2 Months, $2 Million: Producers in Turmoil During Krantz v Viffe Heads Up BattleOctober 14, 2009 9:35 am
So far G4 has aired 8 of the 10 scheduled episodes of poker reality show “2 Months, $2 Million” and the team have managed to accumulate a $507,000 profit up to now. One of the poker team members, Jay Rosenkrantz, has spoken candidly about the series and given a behind the scene insight into the making of the show.
The show which airs 8:00pm ET Wednesdays on G4 is actually 80 hours of footage broken down into 21 minutes of action and Rosenkrantz said that the show has also done wonders boosting traffic and signups to his poker training site, DeucesCracked.
Rosenkrantz goes on to mention his famous online No Limit battle against David “Viffer” Peat at the $40,000 buy-in level : “I was expecting him to be a loose-passive live pro,” Rosenkrantz said, ” but he wasn’t really anything like that, which caught me by surprise.” He then described how, after getting off to a good start against “Viffer”, he proceeded to lose big and the turmoil he witnessed from the producers of the show who “had their heads in their hands…and were just lamenting why I didn’t stop when I was up on him.”
“The cameramen were visibly shaken by what was going on” he continued, while “Brandon, the man responsible for choosing and setting up many of the teams matches, was also “feeling awful that he set me up to get crushed by this live shark.”
Viffer then returned “playing crazier than ever” especially after taking a bad beat on a huge pot, and Rosenkrantz then describes the moment he recognised a tell on his opposition, and how “the atmosphere in the room transformed from tense and excited to giddy and incredulous” when Rosenkrantz started winning, went $100,000 up and the producers were begging him to quit while the cameraman could hardly hold the cameras straight.

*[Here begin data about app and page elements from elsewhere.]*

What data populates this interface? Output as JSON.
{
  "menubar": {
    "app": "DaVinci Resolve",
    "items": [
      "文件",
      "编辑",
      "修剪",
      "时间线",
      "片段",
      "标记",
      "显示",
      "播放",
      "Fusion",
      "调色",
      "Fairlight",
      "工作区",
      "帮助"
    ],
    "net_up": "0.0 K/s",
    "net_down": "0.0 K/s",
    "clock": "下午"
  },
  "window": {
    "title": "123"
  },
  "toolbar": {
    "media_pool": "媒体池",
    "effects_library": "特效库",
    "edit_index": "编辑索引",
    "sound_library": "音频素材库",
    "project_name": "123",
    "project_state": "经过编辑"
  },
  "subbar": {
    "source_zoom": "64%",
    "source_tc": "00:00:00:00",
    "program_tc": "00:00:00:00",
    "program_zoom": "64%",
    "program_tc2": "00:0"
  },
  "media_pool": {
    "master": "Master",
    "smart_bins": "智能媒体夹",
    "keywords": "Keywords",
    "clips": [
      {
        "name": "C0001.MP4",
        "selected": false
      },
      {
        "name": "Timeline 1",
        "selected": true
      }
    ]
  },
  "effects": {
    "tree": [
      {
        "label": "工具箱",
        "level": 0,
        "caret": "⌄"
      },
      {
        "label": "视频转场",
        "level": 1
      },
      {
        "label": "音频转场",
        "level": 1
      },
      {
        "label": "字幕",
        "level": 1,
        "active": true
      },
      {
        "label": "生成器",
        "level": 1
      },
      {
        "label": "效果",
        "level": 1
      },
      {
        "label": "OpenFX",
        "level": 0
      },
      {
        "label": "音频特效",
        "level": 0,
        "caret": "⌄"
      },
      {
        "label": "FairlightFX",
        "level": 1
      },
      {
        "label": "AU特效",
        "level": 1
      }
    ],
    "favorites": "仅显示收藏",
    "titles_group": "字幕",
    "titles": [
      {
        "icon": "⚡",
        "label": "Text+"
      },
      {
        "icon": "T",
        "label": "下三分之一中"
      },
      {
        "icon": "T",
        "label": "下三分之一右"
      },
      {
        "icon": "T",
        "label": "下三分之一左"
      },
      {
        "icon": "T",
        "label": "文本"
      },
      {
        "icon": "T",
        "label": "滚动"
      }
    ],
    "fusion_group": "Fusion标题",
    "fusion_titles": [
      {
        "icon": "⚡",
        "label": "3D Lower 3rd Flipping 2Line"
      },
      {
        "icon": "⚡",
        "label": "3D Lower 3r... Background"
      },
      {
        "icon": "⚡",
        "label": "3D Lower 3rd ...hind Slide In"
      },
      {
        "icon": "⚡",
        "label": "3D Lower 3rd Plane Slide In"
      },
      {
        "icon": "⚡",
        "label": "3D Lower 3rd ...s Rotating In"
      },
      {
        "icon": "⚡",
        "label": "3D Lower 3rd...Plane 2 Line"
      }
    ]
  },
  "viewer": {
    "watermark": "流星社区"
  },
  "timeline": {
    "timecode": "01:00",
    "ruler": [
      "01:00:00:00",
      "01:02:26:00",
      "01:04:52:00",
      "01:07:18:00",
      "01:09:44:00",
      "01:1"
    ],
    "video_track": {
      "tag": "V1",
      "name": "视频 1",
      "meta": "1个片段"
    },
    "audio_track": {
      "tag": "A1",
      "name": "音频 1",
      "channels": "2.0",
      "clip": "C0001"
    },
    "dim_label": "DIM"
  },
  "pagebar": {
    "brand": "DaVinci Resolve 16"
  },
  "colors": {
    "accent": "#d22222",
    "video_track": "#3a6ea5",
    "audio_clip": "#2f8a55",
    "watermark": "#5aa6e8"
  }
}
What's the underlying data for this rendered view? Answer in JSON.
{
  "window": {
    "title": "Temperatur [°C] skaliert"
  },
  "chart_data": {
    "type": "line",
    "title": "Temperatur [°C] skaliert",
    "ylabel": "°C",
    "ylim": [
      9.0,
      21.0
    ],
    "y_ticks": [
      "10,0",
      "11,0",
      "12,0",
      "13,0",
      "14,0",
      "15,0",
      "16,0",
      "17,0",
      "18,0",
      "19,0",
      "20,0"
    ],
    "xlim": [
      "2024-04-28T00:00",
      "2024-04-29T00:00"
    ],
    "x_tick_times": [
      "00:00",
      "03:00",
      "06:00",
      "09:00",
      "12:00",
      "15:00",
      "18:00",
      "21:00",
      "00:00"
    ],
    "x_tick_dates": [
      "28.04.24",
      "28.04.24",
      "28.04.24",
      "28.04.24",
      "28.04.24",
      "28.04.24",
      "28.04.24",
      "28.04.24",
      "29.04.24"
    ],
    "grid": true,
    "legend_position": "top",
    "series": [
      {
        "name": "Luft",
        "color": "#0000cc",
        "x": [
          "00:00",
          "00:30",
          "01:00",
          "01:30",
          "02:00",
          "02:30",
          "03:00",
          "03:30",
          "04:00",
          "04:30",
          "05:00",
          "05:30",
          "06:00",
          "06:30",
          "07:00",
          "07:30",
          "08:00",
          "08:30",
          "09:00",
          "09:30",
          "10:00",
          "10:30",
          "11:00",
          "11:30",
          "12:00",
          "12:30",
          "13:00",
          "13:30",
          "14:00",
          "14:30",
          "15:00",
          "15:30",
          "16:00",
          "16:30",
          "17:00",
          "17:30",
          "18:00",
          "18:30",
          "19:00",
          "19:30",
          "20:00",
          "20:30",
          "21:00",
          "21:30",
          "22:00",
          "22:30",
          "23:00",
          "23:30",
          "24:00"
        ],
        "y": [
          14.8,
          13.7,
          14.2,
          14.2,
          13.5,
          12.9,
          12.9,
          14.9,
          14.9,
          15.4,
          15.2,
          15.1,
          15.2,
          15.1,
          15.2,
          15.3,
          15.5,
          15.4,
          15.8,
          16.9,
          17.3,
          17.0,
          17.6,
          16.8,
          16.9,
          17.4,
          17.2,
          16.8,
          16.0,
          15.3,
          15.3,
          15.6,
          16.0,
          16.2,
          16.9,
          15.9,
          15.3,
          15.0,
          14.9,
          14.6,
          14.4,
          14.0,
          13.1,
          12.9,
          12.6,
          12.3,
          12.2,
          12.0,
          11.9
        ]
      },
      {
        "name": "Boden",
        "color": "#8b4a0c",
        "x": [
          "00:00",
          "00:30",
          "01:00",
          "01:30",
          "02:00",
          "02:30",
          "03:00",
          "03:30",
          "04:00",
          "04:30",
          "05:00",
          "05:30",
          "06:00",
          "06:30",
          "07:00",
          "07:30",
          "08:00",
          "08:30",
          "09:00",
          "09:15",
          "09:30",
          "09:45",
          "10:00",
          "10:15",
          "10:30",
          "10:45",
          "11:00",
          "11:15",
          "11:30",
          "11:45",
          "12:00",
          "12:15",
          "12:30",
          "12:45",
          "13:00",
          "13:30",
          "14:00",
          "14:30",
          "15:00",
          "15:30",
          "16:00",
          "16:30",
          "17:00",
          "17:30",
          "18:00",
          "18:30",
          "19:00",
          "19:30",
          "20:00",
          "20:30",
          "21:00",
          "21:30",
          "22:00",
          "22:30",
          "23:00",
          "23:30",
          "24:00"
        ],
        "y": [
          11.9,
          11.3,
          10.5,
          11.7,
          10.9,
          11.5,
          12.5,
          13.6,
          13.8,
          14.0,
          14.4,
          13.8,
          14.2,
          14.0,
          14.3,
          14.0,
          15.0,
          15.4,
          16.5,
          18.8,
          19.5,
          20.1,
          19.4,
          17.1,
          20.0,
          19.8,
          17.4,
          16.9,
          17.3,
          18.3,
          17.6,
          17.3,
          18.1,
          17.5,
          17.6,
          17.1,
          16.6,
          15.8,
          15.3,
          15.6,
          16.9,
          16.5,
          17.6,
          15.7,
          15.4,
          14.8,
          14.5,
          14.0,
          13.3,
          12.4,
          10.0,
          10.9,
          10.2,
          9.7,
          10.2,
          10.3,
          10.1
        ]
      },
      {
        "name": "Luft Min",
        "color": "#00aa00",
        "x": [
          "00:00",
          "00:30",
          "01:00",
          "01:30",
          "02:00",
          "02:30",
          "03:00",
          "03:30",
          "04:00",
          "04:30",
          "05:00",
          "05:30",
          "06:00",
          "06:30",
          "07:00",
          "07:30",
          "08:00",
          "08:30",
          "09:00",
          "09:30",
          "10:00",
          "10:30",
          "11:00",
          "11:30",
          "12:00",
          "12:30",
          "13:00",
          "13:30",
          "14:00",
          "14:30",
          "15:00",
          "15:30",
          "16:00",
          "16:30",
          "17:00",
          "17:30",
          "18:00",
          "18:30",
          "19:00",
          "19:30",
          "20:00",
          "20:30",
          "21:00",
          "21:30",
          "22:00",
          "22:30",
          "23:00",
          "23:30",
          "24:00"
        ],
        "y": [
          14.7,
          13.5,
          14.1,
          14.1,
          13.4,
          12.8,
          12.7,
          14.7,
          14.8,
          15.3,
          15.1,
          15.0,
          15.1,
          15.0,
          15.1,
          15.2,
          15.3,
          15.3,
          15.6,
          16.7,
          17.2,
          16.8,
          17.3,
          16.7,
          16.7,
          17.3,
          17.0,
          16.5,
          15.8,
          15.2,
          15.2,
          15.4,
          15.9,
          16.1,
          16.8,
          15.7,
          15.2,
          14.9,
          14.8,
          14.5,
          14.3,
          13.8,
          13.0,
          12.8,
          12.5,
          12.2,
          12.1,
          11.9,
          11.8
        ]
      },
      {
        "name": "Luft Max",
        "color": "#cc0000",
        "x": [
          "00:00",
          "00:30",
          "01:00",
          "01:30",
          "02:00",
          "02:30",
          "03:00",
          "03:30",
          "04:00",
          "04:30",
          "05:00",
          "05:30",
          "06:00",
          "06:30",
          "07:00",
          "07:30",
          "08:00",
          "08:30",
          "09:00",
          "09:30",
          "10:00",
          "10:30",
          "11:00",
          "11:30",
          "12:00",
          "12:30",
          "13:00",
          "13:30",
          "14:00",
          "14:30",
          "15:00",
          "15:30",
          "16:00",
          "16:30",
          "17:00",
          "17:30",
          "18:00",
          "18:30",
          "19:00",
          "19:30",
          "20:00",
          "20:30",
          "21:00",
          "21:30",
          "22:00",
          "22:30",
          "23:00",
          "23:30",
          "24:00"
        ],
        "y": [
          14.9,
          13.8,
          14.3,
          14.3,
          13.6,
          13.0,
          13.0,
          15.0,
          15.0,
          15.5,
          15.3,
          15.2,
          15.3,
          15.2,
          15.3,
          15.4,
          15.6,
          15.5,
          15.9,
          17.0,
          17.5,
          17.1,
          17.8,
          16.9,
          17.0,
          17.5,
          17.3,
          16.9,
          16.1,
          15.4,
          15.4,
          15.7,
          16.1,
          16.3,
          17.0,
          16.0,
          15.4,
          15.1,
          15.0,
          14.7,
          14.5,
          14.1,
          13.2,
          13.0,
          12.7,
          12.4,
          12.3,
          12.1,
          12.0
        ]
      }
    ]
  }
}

Rosenkrantz explains that, as a poker pro, when the action is good its best to stick around and described how he and his house mates berated the Executive Producers for being ‘huge donkeys’ and put them straight about not arguing with them about poker again.
“Two years in development, seven episodes’ worth of footage and story lines, and they still didn’t fully understand the kinds of swings and drama that were possible in poker until that moment,” Rosenkrantz commented.
Going forward Rosenkrantz confides there is very little chance of them making the $2 million in the the next two weeks now but that the team would be happy to crack $1 million.